**Extracted entries**:
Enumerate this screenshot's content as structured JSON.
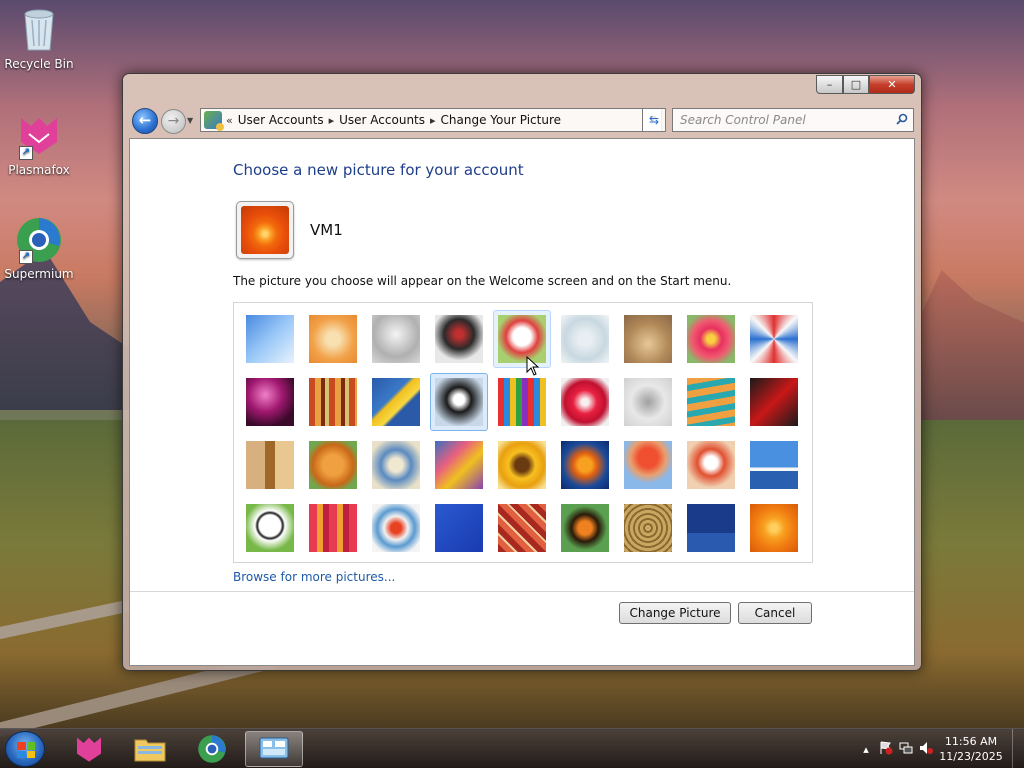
{
  "desktop": {
    "icons": [
      {
        "label": "Recycle Bin"
      },
      {
        "label": "Plasmafox"
      },
      {
        "label": "Supermium"
      }
    ]
  },
  "window": {
    "controls": {
      "minimize": "–",
      "maximize": "□",
      "close": "✕"
    },
    "nav": {
      "back": "←",
      "forward": "→"
    },
    "address": {
      "overflow": "«",
      "crumbs": [
        "User Accounts",
        "User Accounts",
        "Change Your Picture"
      ],
      "separator": "▸"
    },
    "search": {
      "placeholder": "Search Control Panel"
    },
    "heading": "Choose a new picture for your account",
    "username": "VM1",
    "description": "The picture you choose will appear on the Welcome screen and on the Start menu.",
    "browse_link": "Browse for more pictures...",
    "buttons": {
      "change": "Change Picture",
      "cancel": "Cancel"
    },
    "pictures": [
      {
        "name": "rollercoaster",
        "bg": "linear-gradient(135deg,#4a8ae0,#9ac8f8 50%,#e8f2fc)"
      },
      {
        "name": "starfish",
        "bg": "radial-gradient(circle,#f8e0b0 20%,#f2a24a 60%,#e88a30)"
      },
      {
        "name": "robot-toy",
        "bg": "radial-gradient(circle at 50% 40%,#f4f4f4,#b0b0b0 60%,#d8d8d8)"
      },
      {
        "name": "turntable",
        "bg": "radial-gradient(circle at 50% 40%,#c03030 10%,#2a2a2a 40%,#e8e8e8 70%)"
      },
      {
        "name": "lucky-cat",
        "bg": "radial-gradient(circle at 50% 45%,#ffffff 25%,#e04040 45%,#a8d070 70%)"
      },
      {
        "name": "gyroscope",
        "bg": "radial-gradient(circle,#e8eef2 20%,#c8d8e0 60%,#f2f6f8)"
      },
      {
        "name": "kitten",
        "bg": "radial-gradient(circle at 50% 60%,#e8c898,#b08858 55%,#8a6848)"
      },
      {
        "name": "pink-flower",
        "bg": "radial-gradient(circle,#f8d040 12%,#e83060 32%,#f05a70 55%,#8ab86a 80%)"
      },
      {
        "name": "pinwheel",
        "bg": "conic-gradient(#e03030,#f8f8f8,#2a70d0,#f8f8f8,#e03030,#f8f8f8,#2a70d0,#f8f8f8,#e03030)"
      },
      {
        "name": "ball-purple",
        "bg": "radial-gradient(circle at 40% 35%,#f080c8,#a01870 40%,#3a0a2a 75%)"
      },
      {
        "name": "fabric",
        "bg": "repeating-linear-gradient(90deg,#c84a20 0 6px,#e8a040 6px 12px,#7a2a10 12px 16px,#d8c070 16px 20px)"
      },
      {
        "name": "leaf",
        "bg": "linear-gradient(135deg,#2a5aa8,#3a7ac8 40%,#f0c020 45%,#f8d840 60%,#2a5aa8 65%)"
      },
      {
        "name": "dog",
        "bg": "radial-gradient(circle at 50% 45%,#ffffff 15%,#1a1a1a 35%,#c8d8e8 75%)"
      },
      {
        "name": "crayons",
        "bg": "repeating-linear-gradient(90deg,#e83030 0 6px,#2a8ae0 6px 12px,#f0c020 12px 18px,#30a040 18px 24px,#8a30c0 24px 30px)"
      },
      {
        "name": "red-star",
        "bg": "radial-gradient(circle,#f8f0f0 10%,#e82040 35%,#c01030 60%,#f0f0f0 85%)"
      },
      {
        "name": "jacks",
        "bg": "radial-gradient(circle,#a0a0a0,#e8e8e8 50%,#d0d0d0)"
      },
      {
        "name": "stairs",
        "bg": "repeating-linear-gradient(170deg,#f0a040 0 7px,#2aa8b0 7px 13px)"
      },
      {
        "name": "origami-crane",
        "bg": "linear-gradient(135deg,#1a1a1a,#c81818 50%,#1a1a1a)"
      },
      {
        "name": "guitar",
        "bg": "linear-gradient(90deg,#d8b080 0 40%,#a06828 40% 60%,#e8c890 60%)"
      },
      {
        "name": "pomeranian",
        "bg": "radial-gradient(circle at 50% 50%,#f0a040 30%,#c86818 60%,#70a850 80%)"
      },
      {
        "name": "robot-tin",
        "bg": "radial-gradient(circle,#f0e8d0 20%,#5a8ac0 45%,#e8e0c8 80%)"
      },
      {
        "name": "scarves",
        "bg": "linear-gradient(135deg,#3a70c0,#e86080 35%,#f0c020 60%,#8a40b0)"
      },
      {
        "name": "sunflower",
        "bg": "radial-gradient(circle,#6a3a10 20%,#f8c020 40%,#e8a010 65%,#f8e090 90%)"
      },
      {
        "name": "fish",
        "bg": "radial-gradient(circle,#f8a020 20%,#e06010 35%,#1a4a9a 65%,#0a2a6a)"
      },
      {
        "name": "balloon",
        "bg": "radial-gradient(circle at 50% 35%,#f05030 25%,#e8a070 45%,#8ab8e8 65%)"
      },
      {
        "name": "daruma",
        "bg": "radial-gradient(circle at 50% 45%,#ffffff 18%,#e05030 38%,#f0d0b0 70%)"
      },
      {
        "name": "sailboat",
        "bg": "linear-gradient(180deg,#4a90e0 0 55%,#f8f8f8 55% 62%,#2a60b0 62%)"
      },
      {
        "name": "soccer-ball",
        "bg": "radial-gradient(circle at 50% 45%,#ffffff 30%,#1a1a1a 36%,#ffffff 42%,#78b848 70%)"
      },
      {
        "name": "stripes",
        "bg": "repeating-linear-gradient(90deg,#e83a50 0 8px,#f0a030 8px 14px,#c02040 14px 20px)"
      },
      {
        "name": "marbles",
        "bg": "radial-gradient(circle at 50% 50%,#e84020 15%,#f0f0f0 35%,#5a9ad0 55%,#f4f4f4 80%)"
      },
      {
        "name": "window",
        "bg": "linear-gradient(135deg,#2a5ad0,#1a3ab0)"
      },
      {
        "name": "textile",
        "bg": "repeating-linear-gradient(45deg,#a82820 0 6px,#e06040 6px 12px,#f0d0a0 12px 14px)"
      },
      {
        "name": "butterfly",
        "bg": "radial-gradient(circle,#f08020 20%,#2a1a0a 40%,#5aa050 65%)"
      },
      {
        "name": "shell",
        "bg": "repeating-radial-gradient(circle,#c8a860 0 3px,#8a6a30 3px 5px)"
      },
      {
        "name": "lighthouse",
        "bg": "linear-gradient(180deg,#1a3a8a 0 60%,#2a5ab0 60%)"
      },
      {
        "name": "orange-flower",
        "bg": "radial-gradient(circle,#ffd060 10%,#f8a020 30%,#f07a10 60%,#d85a08)"
      }
    ]
  },
  "taskbar": {
    "clock": {
      "time": "11:56 AM",
      "date": "11/23/2025"
    },
    "tray": {
      "arrow": "▴"
    }
  }
}
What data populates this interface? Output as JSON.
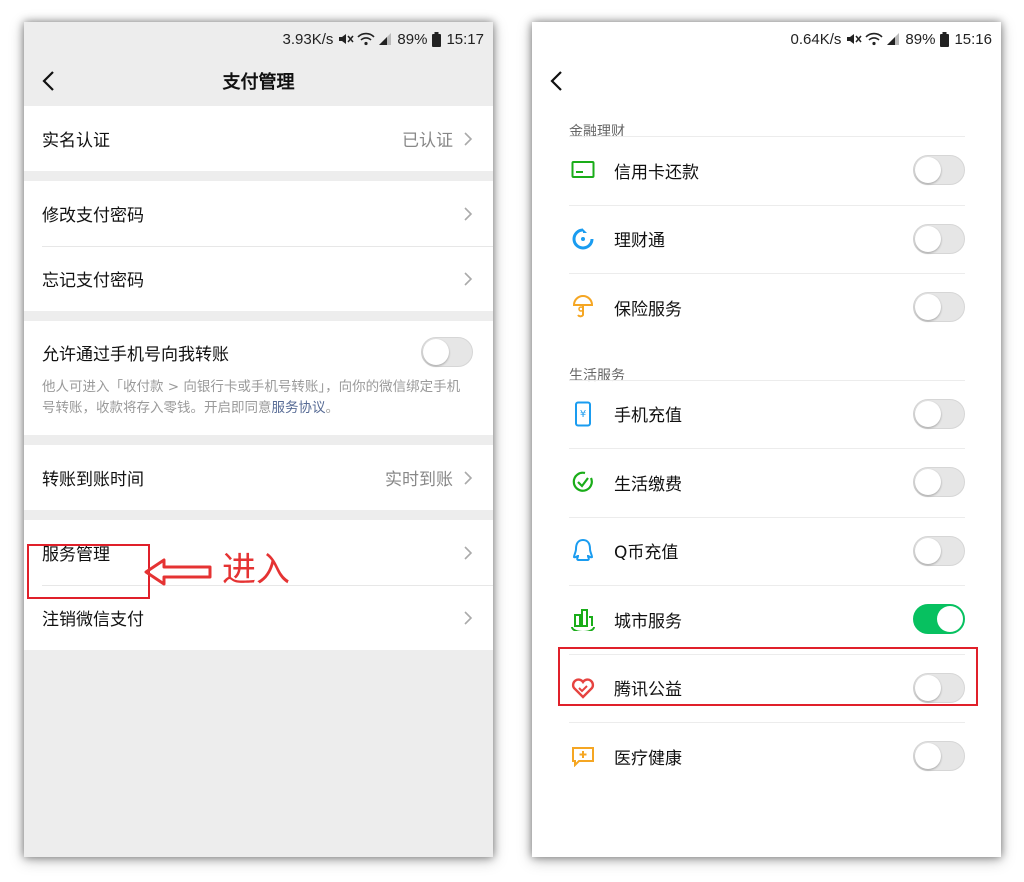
{
  "left": {
    "status": {
      "speed": "3.93K/s",
      "battery": "89%",
      "time": "15:17"
    },
    "title": "支付管理",
    "realname": {
      "label": "实名认证",
      "value": "已认证"
    },
    "change_password": "修改支付密码",
    "forgot_password": "忘记支付密码",
    "phone_transfer": {
      "label": "允许通过手机号向我转账",
      "desc_before": "他人可进入「收付款 > 向银行卡或手机号转账」，向你的微信绑定手机号转账，收款将存入零钱。开启即同意",
      "desc_link": "服务协议",
      "desc_after": "。",
      "enabled": false
    },
    "arrival_time": {
      "label": "转账到账时间",
      "value": "实时到账"
    },
    "service_manage": "服务管理",
    "close_pay": "注销微信支付",
    "annotation": "进入"
  },
  "right": {
    "status": {
      "speed": "0.64K/s",
      "battery": "89%",
      "time": "15:16"
    },
    "sections": [
      {
        "title": "金融理财",
        "items": [
          {
            "label": "信用卡还款",
            "icon": "credit-card-icon",
            "enabled": false
          },
          {
            "label": "理财通",
            "icon": "wealth-icon",
            "enabled": false
          },
          {
            "label": "保险服务",
            "icon": "insurance-icon",
            "enabled": false
          }
        ]
      },
      {
        "title": "生活服务",
        "items": [
          {
            "label": "手机充值",
            "icon": "phone-recharge-icon",
            "enabled": false
          },
          {
            "label": "生活缴费",
            "icon": "utility-payment-icon",
            "enabled": false
          },
          {
            "label": "Q币充值",
            "icon": "qq-coin-icon",
            "enabled": false
          },
          {
            "label": "城市服务",
            "icon": "city-service-icon",
            "enabled": true
          },
          {
            "label": "腾讯公益",
            "icon": "charity-icon",
            "enabled": false
          },
          {
            "label": "医疗健康",
            "icon": "medical-icon",
            "enabled": false
          }
        ]
      }
    ]
  },
  "colors": {
    "wechat_green": "#07c160",
    "highlight_red": "#e0202a",
    "link_blue": "#576b95"
  }
}
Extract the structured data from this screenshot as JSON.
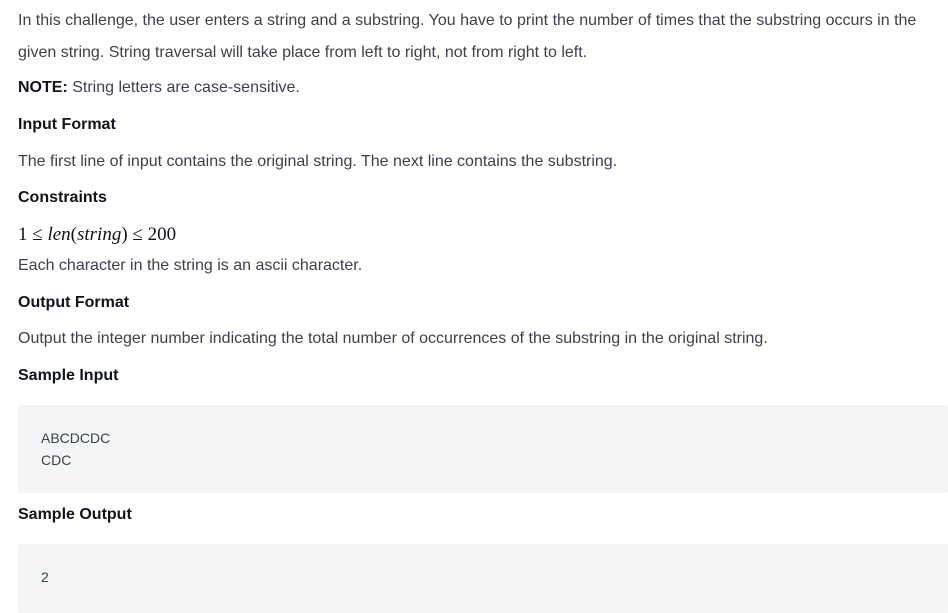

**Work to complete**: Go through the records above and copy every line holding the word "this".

**Worked solution**:
Enumerate this screenshot's content as structured JSON.
What data populates this interface? Output as JSON.
Extract the structured data from this screenshot as JSON.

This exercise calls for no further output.